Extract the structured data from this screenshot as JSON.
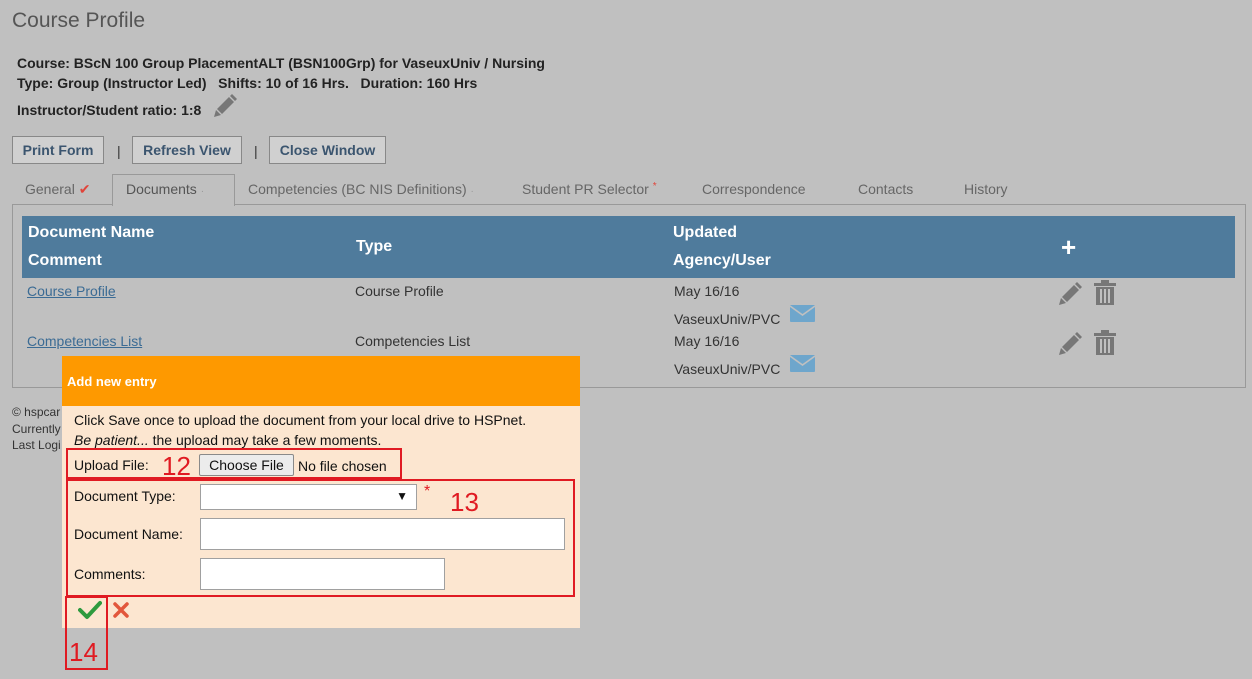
{
  "page": {
    "title": "Course Profile"
  },
  "course": {
    "line1": "Course: BScN 100 Group PlacementALT (BSN100Grp) for VaseuxUniv / Nursing",
    "line2": "Type: Group (Instructor Led)   Shifts: 10 of 16 Hrs.   Duration: 160 Hrs",
    "line3": "Instructor/Student ratio: 1:8"
  },
  "toolbar": {
    "print_label": "Print Form",
    "refresh_label": "Refresh View",
    "close_label": "Close Window",
    "separator": "|"
  },
  "tabs": [
    {
      "label": "General",
      "marker": "✔"
    },
    {
      "label": "Documents",
      "marker": "·"
    },
    {
      "label": "Competencies (BC NIS Definitions)",
      "marker": "·"
    },
    {
      "label": "Student PR Selector",
      "marker": "*"
    },
    {
      "label": "Correspondence"
    },
    {
      "label": "Contacts"
    },
    {
      "label": "History"
    }
  ],
  "table": {
    "headers": {
      "doc_name": "Document Name",
      "comment": "Comment",
      "type": "Type",
      "updated": "Updated",
      "agency_user": "Agency/User",
      "add": "+"
    },
    "rows": [
      {
        "name": "Course Profile",
        "type": "Course Profile",
        "date": "May 16/16",
        "user": "VaseuxUniv/PVC"
      },
      {
        "name": "Competencies List",
        "type": "Competencies List",
        "date": "May 16/16",
        "user": "VaseuxUniv/PVC"
      }
    ]
  },
  "footer": {
    "line1": "© hspcar",
    "line2": "Currently",
    "line3": "Last Logi"
  },
  "modal": {
    "title": "Add new entry",
    "instructions1": "Click Save once to upload the document from your local drive to HSPnet.",
    "instructions2_em": "Be patient...",
    "instructions2_rest": " the upload may take a few moments.",
    "upload_label": "Upload File:",
    "choose_file": "Choose File",
    "no_file": "No file chosen",
    "doc_type_label": "Document Type:",
    "doc_type_value": "",
    "required_mark": "*",
    "doc_name_label": "Document Name:",
    "doc_name_value": "",
    "comments_label": "Comments:",
    "comments_value": ""
  },
  "annotations": {
    "a12": "12",
    "a13": "13",
    "a14": "14"
  },
  "colors": {
    "background": "#c0c0c0",
    "table_header": "#4f7b9c",
    "modal_header": "#fe9900",
    "modal_body": "#fce6d0",
    "annotation_red": "#e01a22",
    "save_green": "#2e9a3e",
    "cancel_red": "#e2573c",
    "mail_blue": "#6ea6cc"
  }
}
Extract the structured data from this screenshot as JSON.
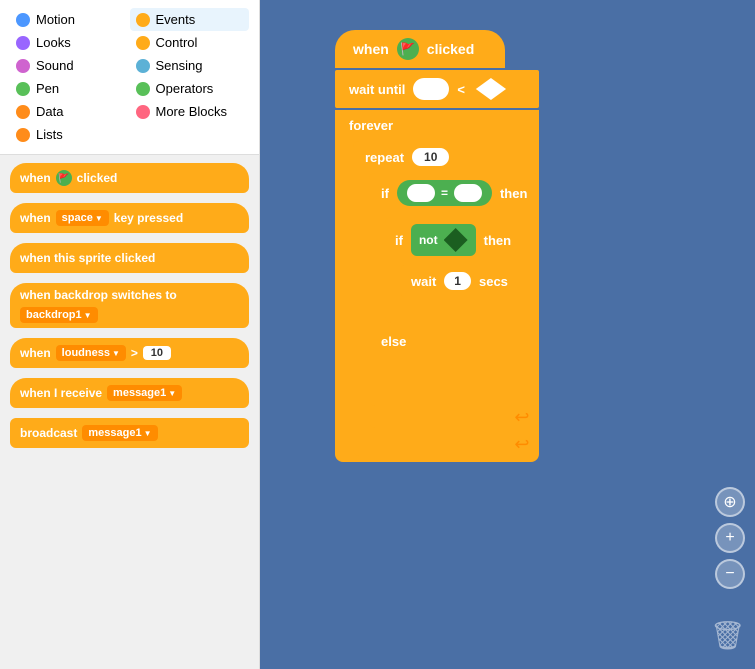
{
  "categories": {
    "left": [
      {
        "label": "Motion",
        "color": "#4C97FF",
        "active": false
      },
      {
        "label": "Looks",
        "color": "#9966FF",
        "active": false
      },
      {
        "label": "Sound",
        "color": "#CF63CF",
        "active": false
      },
      {
        "label": "Pen",
        "color": "#59C059",
        "active": false
      },
      {
        "label": "Data",
        "color": "#FF8C1A",
        "active": false
      },
      {
        "label": "Lists",
        "color": "#FF8C1A",
        "active": false
      }
    ],
    "right": [
      {
        "label": "Events",
        "color": "#FFAB19",
        "active": true
      },
      {
        "label": "Control",
        "color": "#FFAB19",
        "active": false
      },
      {
        "label": "Sensing",
        "color": "#5CB1D6",
        "active": false
      },
      {
        "label": "Operators",
        "color": "#59C059",
        "active": false
      },
      {
        "label": "More Blocks",
        "color": "#FF6680",
        "active": false
      }
    ]
  },
  "blocks": [
    {
      "id": "when-clicked",
      "type": "hat",
      "text": "when",
      "extra": "flag",
      "after": "clicked"
    },
    {
      "id": "when-key-pressed",
      "type": "hat",
      "text": "when",
      "dropdown": "space",
      "after": "key pressed"
    },
    {
      "id": "when-sprite-clicked",
      "type": "hat",
      "text": "when this sprite clicked"
    },
    {
      "id": "when-backdrop",
      "type": "hat",
      "text": "when backdrop switches to",
      "dropdown2": "backdrop1"
    },
    {
      "id": "when-loudness",
      "type": "hat",
      "text": "when",
      "dropdown": "loudness",
      "op": ">",
      "value": "10"
    },
    {
      "id": "when-receive",
      "type": "hat",
      "text": "when I receive",
      "dropdown": "message1"
    },
    {
      "id": "broadcast",
      "type": "stack",
      "text": "broadcast",
      "dropdown": "message1"
    }
  ],
  "canvas": {
    "blocks": {
      "when_clicked": "when",
      "flag_label": "🚩",
      "clicked_label": "clicked",
      "wait_until": "wait until",
      "less_than": "<",
      "forever": "forever",
      "repeat": "repeat",
      "repeat_val": "10",
      "if_label": "if",
      "equals": "=",
      "then_label": "then",
      "if2_label": "if",
      "not_label": "not",
      "then2_label": "then",
      "wait_label": "wait",
      "wait_val": "1",
      "secs_label": "secs",
      "else_label": "else"
    }
  },
  "controls": {
    "crosshair": "⊕",
    "plus": "+",
    "minus": "−",
    "trash": "🗑"
  }
}
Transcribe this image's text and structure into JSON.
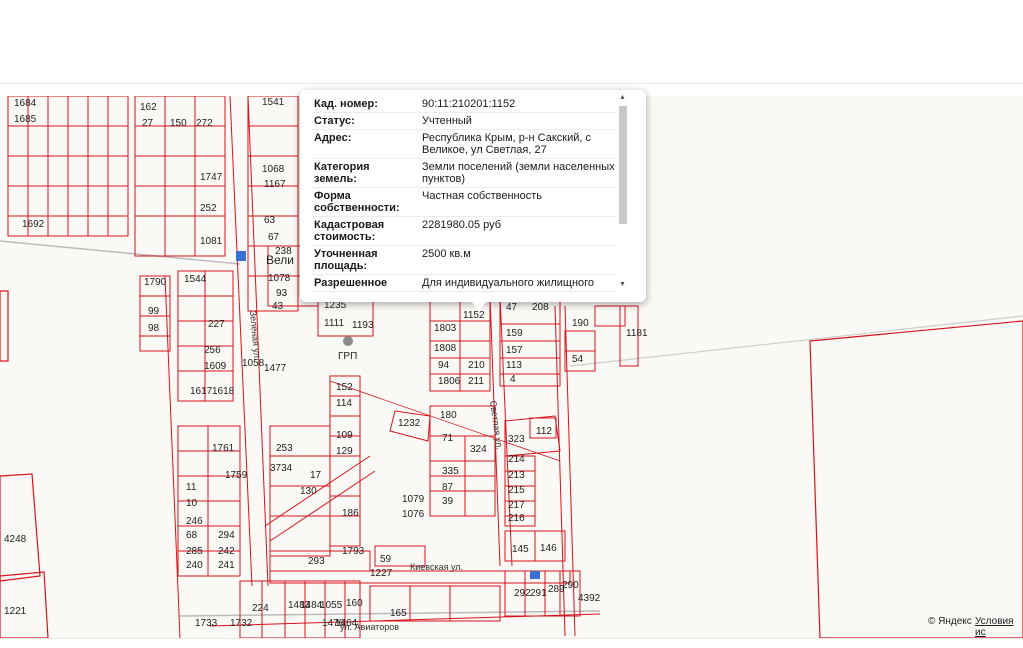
{
  "popup": {
    "rows": [
      {
        "key": "Кад. номер:",
        "value": "90:11:210201:1152"
      },
      {
        "key": "Статус:",
        "value": "Учтенный"
      },
      {
        "key": "Адрес:",
        "value": "Республика Крым, р-н Сакский, с Великое, ул Светлая, 27"
      },
      {
        "key": "Категория земель:",
        "value": "Земли поселений (земли населенных пунктов)"
      },
      {
        "key": "Форма собственности:",
        "value": "Частная собственность"
      },
      {
        "key": "Кадастровая стоимость:",
        "value": "2281980.05 руб"
      },
      {
        "key": "Уточненная площадь:",
        "value": "2500 кв.м"
      },
      {
        "key": "Разрешенное",
        "value": "Для индивидуального жилищного"
      }
    ]
  },
  "map": {
    "parcel_color": "#d4141c",
    "streets": {
      "zelenaya": "Зеленая ул.",
      "svetlaya": "Светлая ул.",
      "kievskaya": "Киевская ул.",
      "aviatorov": "ул. Авиаторов",
      "velikoe": "Вели"
    },
    "poi": "ГРП",
    "parcel_labels": [
      "1684",
      "1685",
      "162",
      "27",
      "150",
      "272",
      "1541",
      "1068",
      "1167",
      "1747",
      "252",
      "1081",
      "1692",
      "63",
      "67",
      "238",
      "1078",
      "93",
      "43",
      "1544",
      "1790",
      "99",
      "98",
      "227",
      "256",
      "1609",
      "1617",
      "1618",
      "1235",
      "1111",
      "1193",
      "1058",
      "1477",
      "152",
      "114",
      "109",
      "129",
      "1761",
      "253",
      "3734",
      "1759",
      "17",
      "130",
      "11",
      "10",
      "246",
      "68",
      "294",
      "285",
      "242",
      "240",
      "241",
      "186",
      "1793",
      "293",
      "59",
      "1227",
      "224",
      "1483",
      "1484",
      "1055",
      "160",
      "1476",
      "1464",
      "165",
      "1733",
      "1732",
      "1803",
      "1808",
      "94",
      "210",
      "1806",
      "211",
      "1152",
      "47",
      "208",
      "159",
      "157",
      "113",
      "4",
      "180",
      "1232",
      "71",
      "324",
      "323",
      "112",
      "214",
      "335",
      "87",
      "39",
      "213",
      "215",
      "217",
      "216",
      "1079",
      "1076",
      "145",
      "146",
      "292",
      "291",
      "289",
      "290",
      "4392",
      "190",
      "54",
      "1181",
      "4248",
      "1221"
    ]
  },
  "copyright": {
    "brand": "© Яндекс",
    "terms": "Условия ис"
  }
}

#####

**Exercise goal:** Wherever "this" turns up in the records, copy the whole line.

**Response:**
Extract the structured data from this screenshot as JSON.
Extract the structured data from this screenshot as JSON.
      "text": "when this sprite clicked"
Transcribe this image's text and structure into JSON.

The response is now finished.